- **WORK TASK**
Keep only the lines of the data below that contain "title", and copy them.

(Dataset entries)
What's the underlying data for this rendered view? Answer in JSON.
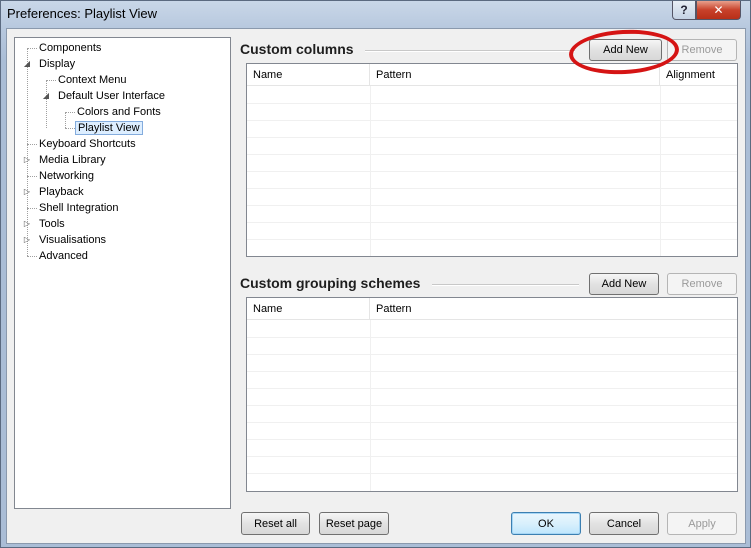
{
  "window": {
    "title": "Preferences: Playlist View",
    "help_label": "?",
    "close_label": "✕"
  },
  "tree": {
    "items": [
      {
        "label": "Components"
      },
      {
        "label": "Display"
      },
      {
        "label": "Context Menu"
      },
      {
        "label": "Default User Interface"
      },
      {
        "label": "Colors and Fonts"
      },
      {
        "label": "Playlist View",
        "selected": true
      },
      {
        "label": "Keyboard Shortcuts"
      },
      {
        "label": "Media Library"
      },
      {
        "label": "Networking"
      },
      {
        "label": "Playback"
      },
      {
        "label": "Shell Integration"
      },
      {
        "label": "Tools"
      },
      {
        "label": "Visualisations"
      },
      {
        "label": "Advanced"
      }
    ],
    "expand_glyph": "▷",
    "collapse_glyph": "◢"
  },
  "columns_section": {
    "title": "Custom columns",
    "add_label": "Add New",
    "remove_label": "Remove",
    "headers": [
      "Name",
      "Pattern",
      "Alignment"
    ]
  },
  "grouping_section": {
    "title": "Custom grouping schemes",
    "add_label": "Add New",
    "remove_label": "Remove",
    "headers": [
      "Name",
      "Pattern"
    ]
  },
  "footer": {
    "reset_all": "Reset all",
    "reset_page": "Reset page",
    "ok": "OK",
    "cancel": "Cancel",
    "apply": "Apply"
  },
  "colors": {
    "annotation": "#d51414",
    "selection": "#ddeeff"
  }
}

- **ANSWER SPACE**
    "title": "Preferences: Playlist View",
    "title": "Custom columns",
    "title": "Custom grouping schemes",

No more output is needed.